In total, the human body consists of 206 bones. Our bones are not only important in forming the shape and structure of our bodies, but they are also crucial in providing our bodies with support. Without bones, our bodies would essentially collapse. Every bone that is within our skeletal system also has its own important function. For example, many of our bones surround vital but fragile organs, such as the heart, lungs and brain, as well as protect our central nervous system, working as a protectant to them; while other bones, such as those in our arms and legs, are what allow us to move and provide support to our muscles.

As you age, your bones become weaker. This is usually the result if your body reabsorbing calcium and phosphate from your bones as opposed to keeping these minerals in your bones. This process of bone loss is known as osteoporosis, and has four stages:

Stage 1: This stage typically occurs between the ages of 30 and 35 and is characterized as the initial start of bone breakdown but has no visible symptoms.
Stage 2: Occurring after the age of 35, bone breakdown occurs at a faster pace. Like stage 1, stage 2 also has no visible symptoms but it can often be detected through a bone-density test.
Stage 3: Occurring anywhere after the ages of 45 through 55, the bones are much thinner and can easily fracture or break from the inability to withstand stress that is put on them. Stage 3 is the most common stage in which cases of osteoporosis are diagnosed.
Stage 4: You are much more susceptible to bone fractures and breaks, spine deformities are more obvious, and you can experience an increase in pain as well as have trouble moving around and doing your everyday activities.

One of the most common causes of mild bone loss (osteoporosis) in women is a drop in estrogen – particularly at the time of menopause, while a major cause of bone loss in men is a drop in testosterone. Aside from osteoporosis, there are many different causes and conditions that can potentially contribute to bone loss, and it can even run in families. Bone loss can also develop without any obvious reason or known cause.
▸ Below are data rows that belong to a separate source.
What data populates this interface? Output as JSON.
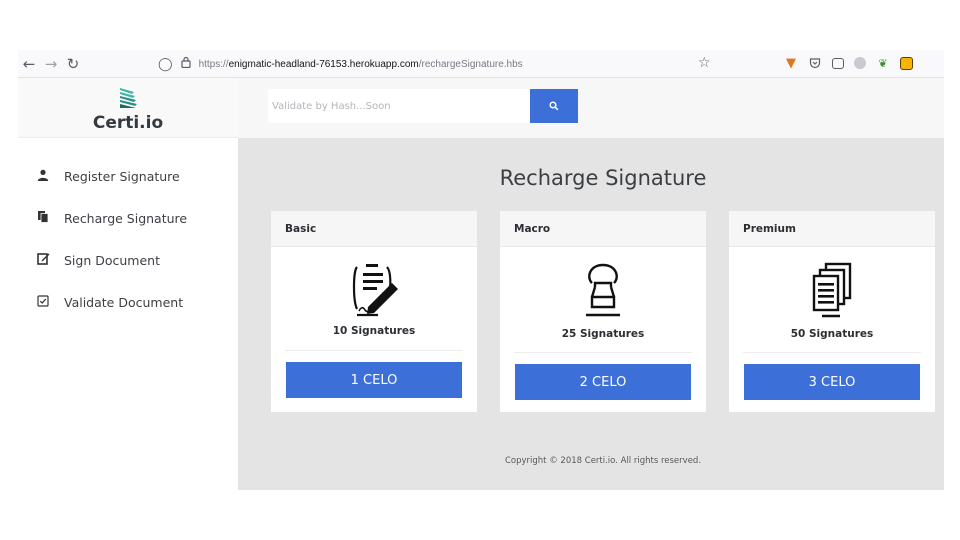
{
  "browser": {
    "back_icon": "arrow-left-icon",
    "forward_icon": "arrow-right-icon",
    "reload_icon": "reload-icon",
    "url_scheme": "https://",
    "url_host": "enigmatic-headland-76153.herokuapp.com",
    "url_path": "/rechargeSignature.hbs"
  },
  "brand": {
    "name": "Certi.io"
  },
  "sidebar": {
    "items": [
      {
        "label": "Register Signature",
        "icon": "user-icon"
      },
      {
        "label": "Recharge Signature",
        "icon": "copy-icon"
      },
      {
        "label": "Sign Document",
        "icon": "edit-icon"
      },
      {
        "label": "Validate Document",
        "icon": "checkbox-icon"
      }
    ]
  },
  "search": {
    "placeholder": "Validate by Hash...Soon"
  },
  "main": {
    "title": "Recharge Signature"
  },
  "plans": [
    {
      "name": "Basic",
      "signatures": "10 Signatures",
      "price": "1 CELO",
      "icon": "signed-document-icon"
    },
    {
      "name": "Macro",
      "signatures": "25 Signatures",
      "price": "2 CELO",
      "icon": "stamp-icon"
    },
    {
      "name": "Premium",
      "signatures": "50 Signatures",
      "price": "3 CELO",
      "icon": "document-stack-icon"
    }
  ],
  "footer": {
    "text": "Copyright © 2018 Certi.io. All rights reserved."
  },
  "colors": {
    "accent": "#3d6fd9",
    "sidebar_bg": "#ffffff",
    "main_bg": "#e4e4e4",
    "logo_teal": "#3fb7a3"
  }
}
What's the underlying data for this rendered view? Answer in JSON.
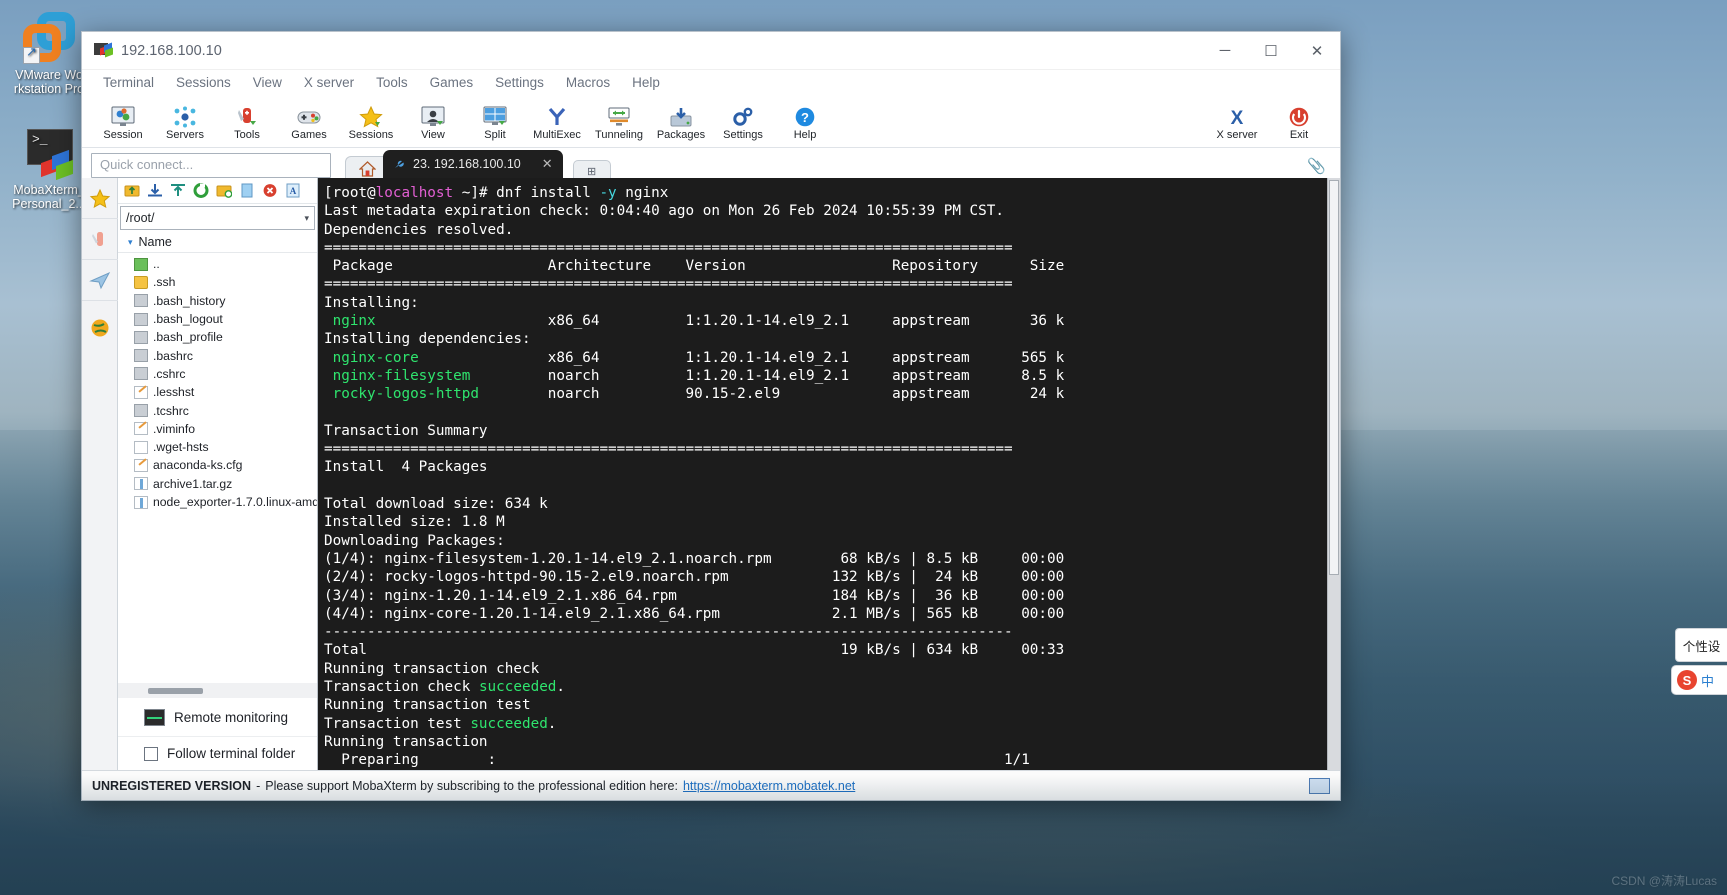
{
  "desktop": {
    "icons": [
      {
        "name": "vmware-workstation",
        "label_line1": "VMware Wo",
        "label_line2": "rkstation Pro"
      },
      {
        "name": "mobaxterm",
        "label_line1": "MobaXterm_",
        "label_line2": "Personal_2..."
      }
    ],
    "watermark": "CSDN @涛涛Lucas"
  },
  "window": {
    "title": "192.168.100.10",
    "minimize": "─",
    "maximize": "☐",
    "close": "✕"
  },
  "menubar": {
    "items": [
      "Terminal",
      "Sessions",
      "View",
      "X server",
      "Tools",
      "Games",
      "Settings",
      "Macros",
      "Help"
    ]
  },
  "toolbar": {
    "items": [
      {
        "label": "Session",
        "icon": "session-icon"
      },
      {
        "label": "Servers",
        "icon": "servers-icon"
      },
      {
        "label": "Tools",
        "icon": "tools-icon"
      },
      {
        "label": "Games",
        "icon": "games-icon"
      },
      {
        "label": "Sessions",
        "icon": "sessions-star-icon"
      },
      {
        "label": "View",
        "icon": "view-icon"
      },
      {
        "label": "Split",
        "icon": "split-icon"
      },
      {
        "label": "MultiExec",
        "icon": "multiexec-icon"
      },
      {
        "label": "Tunneling",
        "icon": "tunneling-icon"
      },
      {
        "label": "Packages",
        "icon": "packages-icon"
      },
      {
        "label": "Settings",
        "icon": "settings-gear-icon"
      },
      {
        "label": "Help",
        "icon": "help-icon"
      }
    ],
    "right_items": [
      {
        "label": "X server",
        "icon": "xserver-icon"
      },
      {
        "label": "Exit",
        "icon": "power-icon"
      }
    ]
  },
  "quick_connect": {
    "placeholder": "Quick connect..."
  },
  "tabs": {
    "home_icon": "home-icon",
    "active": {
      "label": "23. 192.168.100.10",
      "close": "✕",
      "icon": "ssh-wrench-icon"
    },
    "new_tab": "⊞"
  },
  "sftp": {
    "toolbar_icons": [
      "up-one-level-icon",
      "download-icon",
      "upload-icon",
      "refresh-icon",
      "new-folder-icon",
      "new-file-icon",
      "delete-icon",
      "text-mode-icon"
    ],
    "path": "/root/",
    "path_dropdown": "▾",
    "column_header": "Name",
    "sort_arrow": "▾",
    "files": [
      {
        "name": "..",
        "type": "up"
      },
      {
        "name": ".ssh",
        "type": "dir"
      },
      {
        "name": ".bash_history",
        "type": "sh"
      },
      {
        "name": ".bash_logout",
        "type": "sh"
      },
      {
        "name": ".bash_profile",
        "type": "sh"
      },
      {
        "name": ".bashrc",
        "type": "sh"
      },
      {
        "name": ".cshrc",
        "type": "sh"
      },
      {
        "name": ".lesshst",
        "type": "edit"
      },
      {
        "name": ".tcshrc",
        "type": "sh"
      },
      {
        "name": ".viminfo",
        "type": "edit"
      },
      {
        "name": ".wget-hsts",
        "type": "doc"
      },
      {
        "name": "anaconda-ks.cfg",
        "type": "edit"
      },
      {
        "name": "archive1.tar.gz",
        "type": "arch"
      },
      {
        "name": "node_exporter-1.7.0.linux-amd",
        "type": "arch"
      }
    ],
    "remote_monitoring": "Remote monitoring",
    "follow_terminal_folder": "Follow terminal folder"
  },
  "left_rail": {
    "items": [
      {
        "name": "sessions-rail-icon",
        "glyph": "★"
      },
      {
        "name": "tools-rail-icon",
        "glyph": "⚔"
      },
      {
        "name": "macros-rail-icon",
        "glyph": "➤"
      },
      {
        "name": "sftp-rail-icon",
        "glyph": "●"
      }
    ]
  },
  "terminal": {
    "lines": [
      [
        {
          "t": "[root@",
          "c": "w"
        },
        {
          "t": "localhost",
          "c": "m"
        },
        {
          "t": " ~]# dnf install ",
          "c": "w"
        },
        {
          "t": "-y",
          "c": "c"
        },
        {
          "t": " nginx",
          "c": "w"
        }
      ],
      [
        {
          "t": "Last metadata expiration check: 0:04:40 ago on Mon 26 Feb 2024 10:55:39 PM CST.",
          "c": "w"
        }
      ],
      [
        {
          "t": "Dependencies resolved.",
          "c": "w"
        }
      ],
      [
        {
          "t": "================================================================================",
          "c": "w"
        }
      ],
      [
        {
          "t": " Package                  Architecture    Version                 Repository      Size",
          "c": "w"
        }
      ],
      [
        {
          "t": "================================================================================",
          "c": "w"
        }
      ],
      [
        {
          "t": "Installing:",
          "c": "w"
        }
      ],
      [
        {
          "t": " nginx",
          "c": "g"
        },
        {
          "t": "                    x86_64          1:1.20.1-14.el9_2.1     appstream       36 k",
          "c": "w"
        }
      ],
      [
        {
          "t": "Installing dependencies:",
          "c": "w"
        }
      ],
      [
        {
          "t": " nginx-core",
          "c": "g"
        },
        {
          "t": "               x86_64          1:1.20.1-14.el9_2.1     appstream      565 k",
          "c": "w"
        }
      ],
      [
        {
          "t": " nginx-filesystem",
          "c": "g"
        },
        {
          "t": "         noarch          1:1.20.1-14.el9_2.1     appstream      8.5 k",
          "c": "w"
        }
      ],
      [
        {
          "t": " rocky-logos-httpd",
          "c": "g"
        },
        {
          "t": "        noarch          90.15-2.el9             appstream       24 k",
          "c": "w"
        }
      ],
      [
        {
          "t": "",
          "c": "w"
        }
      ],
      [
        {
          "t": "Transaction Summary",
          "c": "w"
        }
      ],
      [
        {
          "t": "================================================================================",
          "c": "w"
        }
      ],
      [
        {
          "t": "Install  4 Packages",
          "c": "w"
        }
      ],
      [
        {
          "t": "",
          "c": "w"
        }
      ],
      [
        {
          "t": "Total download size: 634 k",
          "c": "w"
        }
      ],
      [
        {
          "t": "Installed size: 1.8 M",
          "c": "w"
        }
      ],
      [
        {
          "t": "Downloading Packages:",
          "c": "w"
        }
      ],
      [
        {
          "t": "(1/4): nginx-filesystem-1.20.1-14.el9_2.1.noarch.rpm        68 kB/s | 8.5 kB     00:00",
          "c": "w"
        }
      ],
      [
        {
          "t": "(2/4): rocky-logos-httpd-90.15-2.el9.noarch.rpm            132 kB/s |  24 kB     00:00",
          "c": "w"
        }
      ],
      [
        {
          "t": "(3/4): nginx-1.20.1-14.el9_2.1.x86_64.rpm                  184 kB/s |  36 kB     00:00",
          "c": "w"
        }
      ],
      [
        {
          "t": "(4/4): nginx-core-1.20.1-14.el9_2.1.x86_64.rpm             2.1 MB/s | 565 kB     00:00",
          "c": "w"
        }
      ],
      [
        {
          "t": "--------------------------------------------------------------------------------",
          "c": "w"
        }
      ],
      [
        {
          "t": "Total                                                       19 kB/s | 634 kB     00:33",
          "c": "w"
        }
      ],
      [
        {
          "t": "Running transaction check",
          "c": "w"
        }
      ],
      [
        {
          "t": "Transaction check ",
          "c": "w"
        },
        {
          "t": "succeeded",
          "c": "g"
        },
        {
          "t": ".",
          "c": "w"
        }
      ],
      [
        {
          "t": "Running transaction test",
          "c": "w"
        }
      ],
      [
        {
          "t": "Transaction test ",
          "c": "w"
        },
        {
          "t": "succeeded",
          "c": "g"
        },
        {
          "t": ".",
          "c": "w"
        }
      ],
      [
        {
          "t": "Running transaction",
          "c": "w"
        }
      ],
      [
        {
          "t": "  Preparing        :                                                           1/1",
          "c": "w"
        }
      ]
    ]
  },
  "statusbar": {
    "unregistered": "UNREGISTERED VERSION",
    "dash": "-",
    "message": "Please support MobaXterm by subscribing to the professional edition here:",
    "link": "https://mobaxterm.mobatek.net"
  },
  "ime": {
    "tip": "个性设",
    "logo": "S",
    "mode": "中"
  }
}
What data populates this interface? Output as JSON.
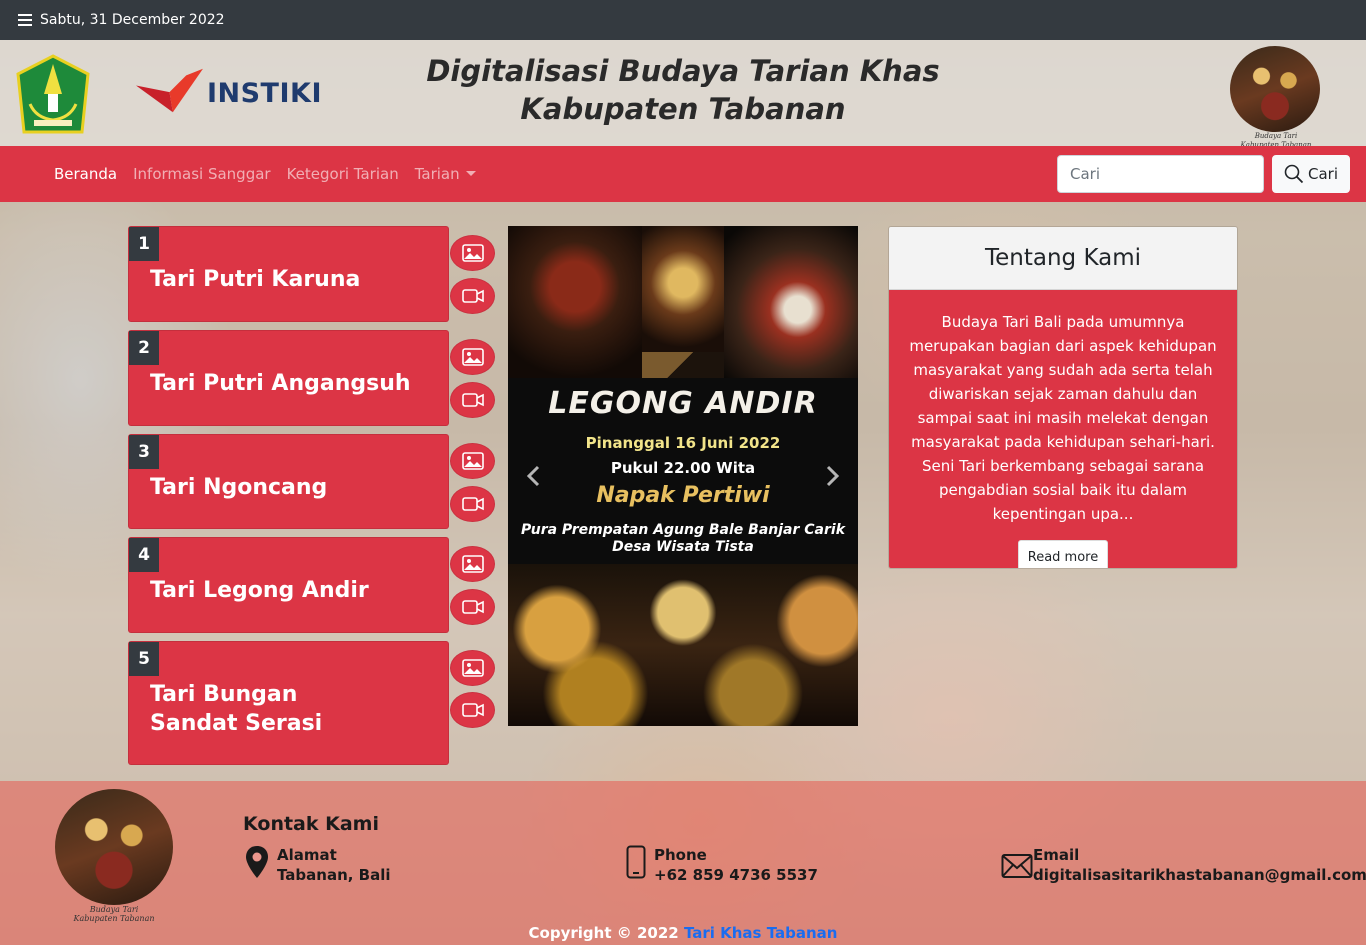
{
  "topbar": {
    "date": "Sabtu, 31 December 2022"
  },
  "header": {
    "title": "Digitalisasi Budaya Tarian Khas Kabupaten Tabanan",
    "instiki_label": "INSTIKI",
    "budaya_caption_1": "Budaya Tari",
    "budaya_caption_2": "Kabupaten Tabanan"
  },
  "nav": {
    "items": [
      {
        "label": "Beranda",
        "active": true
      },
      {
        "label": "Informasi Sanggar"
      },
      {
        "label": "Ketegori Tarian"
      },
      {
        "label": "Tarian"
      }
    ],
    "search_placeholder": "Cari",
    "search_button": "Cari"
  },
  "dances": [
    {
      "num": "1",
      "name": "Tari Putri Karuna"
    },
    {
      "num": "2",
      "name": "Tari Putri Angangsuh"
    },
    {
      "num": "3",
      "name": "Tari Ngoncang"
    },
    {
      "num": "4",
      "name": "Tari Legong Andir"
    },
    {
      "num": "5",
      "name": "Tari Bungan Sandat Serasi"
    }
  ],
  "carousel": {
    "title": "LEGONG ANDIR",
    "date": "Pinanggal 16 Juni 2022",
    "time": "Pukul 22.00 Wita",
    "event": "Napak Pertiwi",
    "place_1": "Pura Prempatan Agung Bale Banjar Carik",
    "place_2": "Desa Wisata Tista"
  },
  "about": {
    "title": "Tentang Kami",
    "text": "Budaya Tari Bali pada umumnya merupakan bagian dari aspek kehidupan masyarakat yang sudah ada serta telah diwariskan sejak zaman dahulu dan sampai saat ini masih melekat dengan masyarakat pada kehidupan sehari-hari. Seni Tari berkembang sebagai sarana pengabdian sosial baik itu dalam kepentingan upa...",
    "button": "Read more"
  },
  "footer": {
    "contact_title": "Kontak Kami",
    "address_label": "Alamat",
    "address_value": "Tabanan, Bali",
    "phone_label": "Phone",
    "phone_value": "+62 859 4736 5537",
    "email_label": "Email",
    "email_value": "digitalisasitarikhastabanan@gmail.com",
    "copyright_prefix": "Copyright © 2022",
    "copyright_link": "Tari Khas Tabanan",
    "logo_caption_1": "Budaya Tari",
    "logo_caption_2": "Kabupaten Tabanan"
  },
  "colors": {
    "primary": "#dc3545",
    "dark": "#343a40",
    "link": "#1a6cf0"
  }
}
When it comes to strengthening the bones, lifestyle plays an important role – especially exercise. Examples of exercise that are good for strengthening the bones include weight training, walking or jogging, and yoga. Even playing your favourite sport, such as tennis, or dancing, can also be considered exercise and will help strengthen the bones. You should also limit your caffeine intake, as this can decrease your body’s calcium absorption, as well as limit your intake of alcohol. If you are going to drink caffeinated beverages such as coffee, then you should have no more than 2 to 3 cups per day. Additionally, bad habits such as smoking can also cause bone loss much quicker than in those who are non-smokers, so you should speak to your physician about quitting as he or she will be able to provide you with some helpful smoking cessation tips.

To increase your calcium intake, try consuming more calcium-rich foods such as milk, yogurt and cheese. Non-dairy sources of calcium, such as canned salmon, leafy green vegetables, nuts, beans, seeds, and fortified soy or rice beverages can also be beneficial. To help absorb calcium you also need vitamin D. Examples of foods that are rich in vitamin D include fortified orange juice, fatty fish, margarine, and egg yolks. Those over the age of 50 are recommended to take a vitamin D supplement of at least 400 IU each day. Other nutrients like vitamin K, potassium, magnesium and protein are also important in helping your body with the absorption and use of calcium, as well as with helping build muscle to help keep your bones strong.